A protective vest saved the life of a police officer after he was shot in Brooklyn by an emotionally disturbed man who then barricaded himself inside his home before taking his own life, NYPD Commissioner James O'Neill said Thursday.
Officer Hart Nguyen was released from Jamaica Hospital Center late Friday afternoon, less than 24 hours after being shot, police said.
Fellow officers lined up and applauded as Nguyen, with his arm in a sling, was wheeled out of the hospital around 4 p.m. Nguyen, 30, was greeted by an even larger sea of blue as he stood up and waved to his supporters outside of the hospital.
Police were called to the home on Ridgewood Avenue, near Essex Street, in Cypress Hills around 4:35 p.m. Thursday by a woman who said her 29-year-old son was emotionally disturbed, but not violent and unarmed, O'Neill said.
When Nguyen, of the 75th Precinct, and emergency personnel approached the bedroom, the son fired several shots, hitting him once in the arm and twice in the chest, according to O'Neill. Nguyen didn't return fire.
"What could have been just another day, just another call turned into something much worse," Mayor Bill de Blasio said.
The shooter, whose name was not immediately released, barricaded himself inside the bedroom for several hours. When emergency services personnel were eventually able to get in, they found the man dead of an apparent self-inflicted gunshot wound, O'Neill said. Two guns were recovered by his side, he said.
Nguyen, who has about two years on the force, was taken to Jamaica Hospital Center in stable condition, O'Neill said, adding that the protective vest absorbed both bullets to the chest and likely saved his life.
"Thank goodness, the officer is gonna be fine. Recovery might take a while but I saw the injuries, spoke to him, spoke to his partner, and they're going to be fine," O'Neill said during a Thursday evening news conference at the hospital.
"This is an example of the bravery of the NYPD. Thank God our officer is going to come through in this case," de Blasio said. "He had a great attitude. He actually, you know, was trying to even make light of the situation in his own hospital bed."
About a block from the scene of the shooting, dozens of residents gathered near the orange tape that warned people not to cross. Police cars lined several streets in the neighborhood as helicopters circled overhead.

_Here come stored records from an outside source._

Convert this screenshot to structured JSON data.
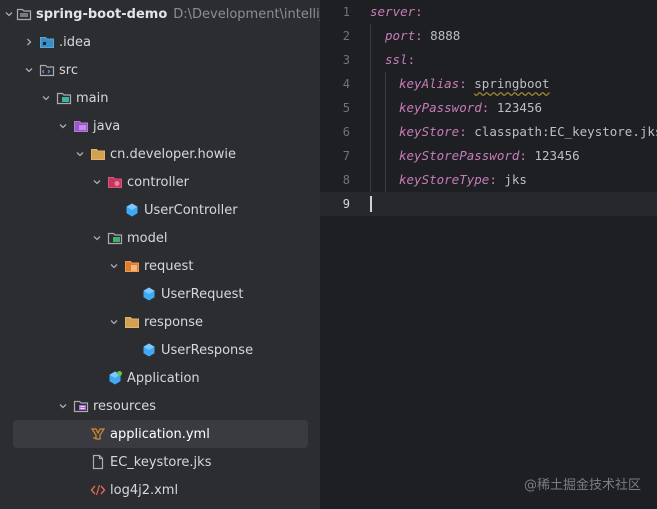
{
  "project": {
    "root_name": "spring-boot-demo",
    "root_path": "D:\\Development\\intellij_work",
    "items": [
      {
        "label": "spring-boot-demo",
        "level": 0,
        "chevron": "down",
        "icon": "module-folder-icon"
      },
      {
        "label": ".idea",
        "level": 1,
        "chevron": "right",
        "icon": "folder-icon"
      },
      {
        "label": "src",
        "level": 1,
        "chevron": "down",
        "icon": "source-folder-icon"
      },
      {
        "label": "main",
        "level": 2,
        "chevron": "down",
        "icon": "folder-icon"
      },
      {
        "label": "java",
        "level": 3,
        "chevron": "down",
        "icon": "java-source-root-icon"
      },
      {
        "label": "cn.developer.howie",
        "level": 4,
        "chevron": "down",
        "icon": "package-icon"
      },
      {
        "label": "controller",
        "level": 5,
        "chevron": "down",
        "icon": "controller-package-icon"
      },
      {
        "label": "UserController",
        "level": 6,
        "chevron": "none",
        "icon": "class-icon"
      },
      {
        "label": "model",
        "level": 5,
        "chevron": "down",
        "icon": "model-package-icon"
      },
      {
        "label": "request",
        "level": 6,
        "chevron": "down",
        "icon": "request-package-icon"
      },
      {
        "label": "UserRequest",
        "level": 7,
        "chevron": "none",
        "icon": "class-icon"
      },
      {
        "label": "response",
        "level": 6,
        "chevron": "down",
        "icon": "response-package-icon"
      },
      {
        "label": "UserResponse",
        "level": 7,
        "chevron": "none",
        "icon": "class-icon"
      },
      {
        "label": "Application",
        "level": 5,
        "chevron": "none",
        "icon": "spring-app-icon"
      },
      {
        "label": "resources",
        "level": 3,
        "chevron": "down",
        "icon": "resources-folder-icon"
      },
      {
        "label": "application.yml",
        "level": 4,
        "chevron": "none",
        "icon": "yaml-file-icon",
        "selected": true
      },
      {
        "label": "EC_keystore.jks",
        "level": 4,
        "chevron": "none",
        "icon": "file-icon"
      },
      {
        "label": "log4j2.xml",
        "level": 4,
        "chevron": "none",
        "icon": "xml-file-icon"
      }
    ]
  },
  "editor": {
    "current_line": 9,
    "lines": [
      {
        "n": "1",
        "key": "server",
        "value": ""
      },
      {
        "n": "2",
        "key": "port",
        "value": "8888"
      },
      {
        "n": "3",
        "key": "ssl",
        "value": ""
      },
      {
        "n": "4",
        "key": "keyAlias",
        "value": "springboot"
      },
      {
        "n": "5",
        "key": "keyPassword",
        "value": "123456"
      },
      {
        "n": "6",
        "key": "keyStore",
        "value": "classpath:EC_keystore.jks"
      },
      {
        "n": "7",
        "key": "keyStorePassword",
        "value": "123456"
      },
      {
        "n": "8",
        "key": "keyStoreType",
        "value": "jks"
      },
      {
        "n": "9",
        "key": "",
        "value": ""
      }
    ]
  },
  "watermark": "@稀土掘金技术社区",
  "colors": {
    "tree_bg": "#2b2d30",
    "editor_bg": "#1e1f22",
    "yaml_key": "#c77dbb",
    "folder": "#d3a152",
    "class": "#3fa9f5"
  }
}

Amerool Ali, 60, said she was shocked to hear of what happened. "And this is a nice neighborhood ... You can walk anytime in the night. I was shocked, I'm really surprised."
"It's a shame," she added. "It's so sad."
Jessica Valera, 23, said when she got to Ridgewood Avenue all she saw were "police coming in, police coming out."
"I never hear anything like that, just in the news," she said, adding she only moved to the neighborhood a month ago. "I don't know how to react ... I can't believe it. It's weird."
With Alison Fox and Newsday